<p>Few might have predicted that striking level of stardom some forty years ago, when Benson was a fledgling guitarist working the corner pubs of his native Pittsburgh. It was Wes Montgomery, one of jazz’s most creative players, who came across Benson early on. Montgomery had called one of his best records Boss Guitar and Benson had both the conviction and chops to nip at his hero’s heels. In the early 1960s, Benson apprenticed with jazz organist Brother Jack McDuff and released The New Boss Guitar in 1964. By the time legendary talent scout John Hammond signed Benson to Columbia, the guitarist’s name was bubbling throughout the industry. In the late ’60s, he sat in on Miles Davis sessions, and also put a personal spin on the tunes from the Beatles’ Abbey Road.</p>
<p>In the ‘70s, Benson was united with many of jazz’s finest instrumentalists, including Stanley Turrentine, Ron Carter and Freddie Hubbard, and in 1976 with Warner Bros. Records, he recorded Breezin’, the first jazz record to attain platinum sales. He followed up with many pop hits, including a sultry version of “On Broadway” and the irresistible “Give Me the Night,” which thrilled many a dancer. During this time, Benson also concentrated on developing his vocal talents. He was now a superstar.</p>
<p>Throughout the 1980s, Warner Bros. and Tony LiPuma followed their smash success with several terrific Benson records. Individually, they blended grooves and guitar work, proving that R&B was a natural part of Benson’s profile. Collectively, they cemented his global renown.
In 2007, Benson was awarded two Grammys for the Givin’ It Up album he co-recorded with music legend Al Jarreau. These days, the guitarist’s interests are many. He’s often spotted out at Manhattan jazz clubs, checking the action of fledgling guitarists.

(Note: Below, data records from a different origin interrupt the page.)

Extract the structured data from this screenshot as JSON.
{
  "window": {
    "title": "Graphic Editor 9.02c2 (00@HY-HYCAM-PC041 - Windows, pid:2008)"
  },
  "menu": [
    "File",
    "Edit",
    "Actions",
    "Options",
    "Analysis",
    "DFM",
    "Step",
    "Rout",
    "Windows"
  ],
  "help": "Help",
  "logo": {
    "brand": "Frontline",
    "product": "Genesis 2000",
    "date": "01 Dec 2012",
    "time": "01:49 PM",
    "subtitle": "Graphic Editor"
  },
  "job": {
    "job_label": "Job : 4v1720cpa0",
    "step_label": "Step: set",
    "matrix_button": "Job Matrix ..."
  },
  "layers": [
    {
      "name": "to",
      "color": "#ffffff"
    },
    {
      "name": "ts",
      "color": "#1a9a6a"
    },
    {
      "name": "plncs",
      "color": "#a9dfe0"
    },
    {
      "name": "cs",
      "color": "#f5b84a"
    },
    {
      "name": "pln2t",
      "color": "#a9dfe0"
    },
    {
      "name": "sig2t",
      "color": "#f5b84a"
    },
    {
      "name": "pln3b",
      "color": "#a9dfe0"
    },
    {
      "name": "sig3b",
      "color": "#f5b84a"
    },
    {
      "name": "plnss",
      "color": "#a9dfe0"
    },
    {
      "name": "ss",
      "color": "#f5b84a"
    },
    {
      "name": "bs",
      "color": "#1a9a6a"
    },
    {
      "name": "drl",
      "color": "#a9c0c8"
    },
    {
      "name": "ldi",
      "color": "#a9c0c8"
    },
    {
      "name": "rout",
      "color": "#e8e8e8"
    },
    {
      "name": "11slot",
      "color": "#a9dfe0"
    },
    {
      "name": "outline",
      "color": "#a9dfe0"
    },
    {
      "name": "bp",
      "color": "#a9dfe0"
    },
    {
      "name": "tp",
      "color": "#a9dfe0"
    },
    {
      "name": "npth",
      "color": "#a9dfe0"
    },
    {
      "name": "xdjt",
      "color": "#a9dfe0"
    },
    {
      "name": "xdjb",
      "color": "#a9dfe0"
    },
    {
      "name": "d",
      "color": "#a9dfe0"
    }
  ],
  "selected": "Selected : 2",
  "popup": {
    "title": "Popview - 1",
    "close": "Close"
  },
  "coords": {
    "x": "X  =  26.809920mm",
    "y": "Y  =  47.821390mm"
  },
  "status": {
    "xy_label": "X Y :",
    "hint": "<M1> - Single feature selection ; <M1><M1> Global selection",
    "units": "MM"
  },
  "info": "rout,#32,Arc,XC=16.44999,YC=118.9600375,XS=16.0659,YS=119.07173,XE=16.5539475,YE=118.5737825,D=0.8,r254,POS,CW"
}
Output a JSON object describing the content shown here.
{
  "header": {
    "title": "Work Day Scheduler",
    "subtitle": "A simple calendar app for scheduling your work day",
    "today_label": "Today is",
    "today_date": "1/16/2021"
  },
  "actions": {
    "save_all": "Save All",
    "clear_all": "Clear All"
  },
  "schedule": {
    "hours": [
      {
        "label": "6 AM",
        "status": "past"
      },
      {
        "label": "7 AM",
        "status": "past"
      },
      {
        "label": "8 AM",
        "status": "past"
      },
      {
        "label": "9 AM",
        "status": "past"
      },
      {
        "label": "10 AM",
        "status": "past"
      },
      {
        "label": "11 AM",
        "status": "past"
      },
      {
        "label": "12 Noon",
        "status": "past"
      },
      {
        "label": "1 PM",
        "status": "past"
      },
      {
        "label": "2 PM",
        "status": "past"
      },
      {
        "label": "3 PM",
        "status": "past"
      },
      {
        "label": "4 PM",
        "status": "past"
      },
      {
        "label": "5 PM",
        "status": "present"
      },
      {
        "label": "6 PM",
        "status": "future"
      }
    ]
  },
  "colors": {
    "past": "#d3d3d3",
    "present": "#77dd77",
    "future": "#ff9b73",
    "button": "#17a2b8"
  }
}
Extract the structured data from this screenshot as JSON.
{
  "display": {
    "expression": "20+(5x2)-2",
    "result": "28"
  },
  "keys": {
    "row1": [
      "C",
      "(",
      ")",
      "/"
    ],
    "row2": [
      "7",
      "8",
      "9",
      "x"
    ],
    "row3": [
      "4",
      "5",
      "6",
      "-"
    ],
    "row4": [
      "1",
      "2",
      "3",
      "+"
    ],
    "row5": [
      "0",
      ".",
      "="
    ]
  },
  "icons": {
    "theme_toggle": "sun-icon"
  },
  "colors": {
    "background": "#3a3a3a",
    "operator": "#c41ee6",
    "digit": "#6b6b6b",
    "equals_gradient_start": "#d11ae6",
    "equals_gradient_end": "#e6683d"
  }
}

All told, Benson has won 10 Grammys, recorded over 30 albums and performed around the world, thrilling many crowds with his playing.</p>